*DATA TO EXAMINE*:

^^^^^^^^^^^^^^^^

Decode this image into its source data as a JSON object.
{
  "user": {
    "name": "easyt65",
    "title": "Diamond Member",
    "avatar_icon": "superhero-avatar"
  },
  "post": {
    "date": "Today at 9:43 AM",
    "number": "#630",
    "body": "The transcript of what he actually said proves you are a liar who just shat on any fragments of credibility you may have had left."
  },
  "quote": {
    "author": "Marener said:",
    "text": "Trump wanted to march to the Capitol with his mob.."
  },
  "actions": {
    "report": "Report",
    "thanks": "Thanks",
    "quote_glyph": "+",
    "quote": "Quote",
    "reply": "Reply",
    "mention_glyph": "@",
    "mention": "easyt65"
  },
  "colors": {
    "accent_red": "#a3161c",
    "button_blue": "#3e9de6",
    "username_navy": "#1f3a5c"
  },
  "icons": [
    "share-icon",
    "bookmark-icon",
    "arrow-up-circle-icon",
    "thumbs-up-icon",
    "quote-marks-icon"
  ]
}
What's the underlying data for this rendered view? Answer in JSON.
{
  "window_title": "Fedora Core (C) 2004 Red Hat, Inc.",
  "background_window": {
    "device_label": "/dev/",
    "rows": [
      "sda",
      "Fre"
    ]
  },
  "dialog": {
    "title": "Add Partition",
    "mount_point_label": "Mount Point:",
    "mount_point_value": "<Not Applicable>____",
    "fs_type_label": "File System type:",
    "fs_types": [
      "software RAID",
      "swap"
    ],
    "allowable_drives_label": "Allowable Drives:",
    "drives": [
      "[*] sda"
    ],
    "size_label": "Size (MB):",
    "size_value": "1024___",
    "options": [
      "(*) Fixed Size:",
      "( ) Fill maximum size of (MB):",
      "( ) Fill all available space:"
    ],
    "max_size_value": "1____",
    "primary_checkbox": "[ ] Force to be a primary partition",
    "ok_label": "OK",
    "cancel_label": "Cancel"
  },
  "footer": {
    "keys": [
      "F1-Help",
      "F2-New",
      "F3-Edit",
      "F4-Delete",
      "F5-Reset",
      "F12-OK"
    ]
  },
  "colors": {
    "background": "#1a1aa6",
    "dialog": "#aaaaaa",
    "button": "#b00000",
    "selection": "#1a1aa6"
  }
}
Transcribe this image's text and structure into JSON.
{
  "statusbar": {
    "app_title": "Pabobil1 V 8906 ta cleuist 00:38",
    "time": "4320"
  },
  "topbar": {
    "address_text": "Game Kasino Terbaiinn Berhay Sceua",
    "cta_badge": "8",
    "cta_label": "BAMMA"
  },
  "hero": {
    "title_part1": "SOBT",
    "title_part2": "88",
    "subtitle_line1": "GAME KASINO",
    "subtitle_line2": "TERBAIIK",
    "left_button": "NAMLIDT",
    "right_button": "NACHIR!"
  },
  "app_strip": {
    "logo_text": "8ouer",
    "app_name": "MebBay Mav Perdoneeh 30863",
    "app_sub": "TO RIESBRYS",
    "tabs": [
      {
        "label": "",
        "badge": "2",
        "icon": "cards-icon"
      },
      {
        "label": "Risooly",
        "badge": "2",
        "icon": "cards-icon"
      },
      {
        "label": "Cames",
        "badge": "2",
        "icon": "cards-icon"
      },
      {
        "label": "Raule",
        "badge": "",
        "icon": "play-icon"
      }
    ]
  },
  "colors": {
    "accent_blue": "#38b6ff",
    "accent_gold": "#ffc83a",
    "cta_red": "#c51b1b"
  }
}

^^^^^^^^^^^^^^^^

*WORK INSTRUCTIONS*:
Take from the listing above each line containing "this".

*EXERCISE ANSWER*:
Decode this image into its source data as a JSON object.
What's the underlying data for this rendered view? Answer in JSON.
Transcribe this image's text and structure into JSON.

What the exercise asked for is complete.